**Problem details**. For the listing below, work out how many lines hold the word "filter" and give that number by itself.

'''

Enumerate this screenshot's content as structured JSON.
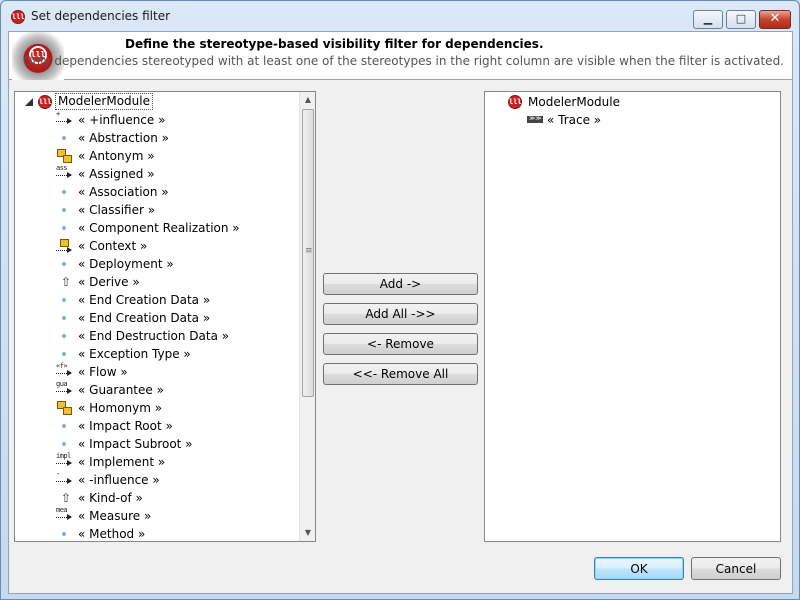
{
  "window": {
    "title": "Set dependencies filter",
    "minimize": "▁",
    "maximize": "□",
    "close": "✕"
  },
  "header": {
    "title": "Define the stereotype-based visibility filter for dependencies.",
    "subtitle": "Only dependencies stereotyped with at least one of the stereotypes in the right column are visible when the filter is activated."
  },
  "left_tree": {
    "root": "ModelerModule",
    "items": [
      {
        "label": "« +influence »",
        "icon": "dependency-arrow-icon",
        "tag": "+"
      },
      {
        "label": "« Abstraction »",
        "icon": "bullet-icon"
      },
      {
        "label": "« Antonym »",
        "icon": "antonym-icon"
      },
      {
        "label": "« Assigned »",
        "icon": "dependency-arrow-icon",
        "tag": "ass"
      },
      {
        "label": "« Association »",
        "icon": "bullet-icon"
      },
      {
        "label": "« Classifier »",
        "icon": "bullet-icon"
      },
      {
        "label": "« Component Realization »",
        "icon": "bullet-icon"
      },
      {
        "label": "« Context »",
        "icon": "context-icon"
      },
      {
        "label": "« Deployment »",
        "icon": "bullet-icon"
      },
      {
        "label": "« Derive »",
        "icon": "derive-icon"
      },
      {
        "label": "« End Creation Data »",
        "icon": "bullet-icon"
      },
      {
        "label": "« End Creation Data »",
        "icon": "bullet-icon"
      },
      {
        "label": "« End Destruction Data »",
        "icon": "bullet-icon"
      },
      {
        "label": "« Exception Type »",
        "icon": "bullet-icon"
      },
      {
        "label": "« Flow »",
        "icon": "dependency-arrow-icon",
        "tag": "«f»"
      },
      {
        "label": "« Guarantee »",
        "icon": "dependency-arrow-icon",
        "tag": "gua"
      },
      {
        "label": "« Homonym »",
        "icon": "homonym-icon"
      },
      {
        "label": "« Impact Root »",
        "icon": "bullet-icon"
      },
      {
        "label": "« Impact Subroot »",
        "icon": "bullet-icon"
      },
      {
        "label": "« Implement »",
        "icon": "dependency-arrow-icon",
        "tag": "impl"
      },
      {
        "label": "« -influence »",
        "icon": "dependency-arrow-icon",
        "tag": "-"
      },
      {
        "label": "« Kind-of »",
        "icon": "derive-icon"
      },
      {
        "label": "« Measure »",
        "icon": "dependency-arrow-icon",
        "tag": "mea"
      },
      {
        "label": "« Method »",
        "icon": "bullet-icon"
      }
    ]
  },
  "right_tree": {
    "root": "ModelerModule",
    "items": [
      {
        "label": "« Trace »",
        "icon": "trace-icon"
      }
    ]
  },
  "buttons": {
    "add": "Add ->",
    "add_all": "Add All ->>",
    "remove": "<- Remove",
    "remove_all": "<<- Remove All",
    "ok": "OK",
    "cancel": "Cancel"
  },
  "colors": {
    "accent": "#c62424",
    "bullet": "#7cb0e4"
  }
}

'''

**Solution for this task**. 3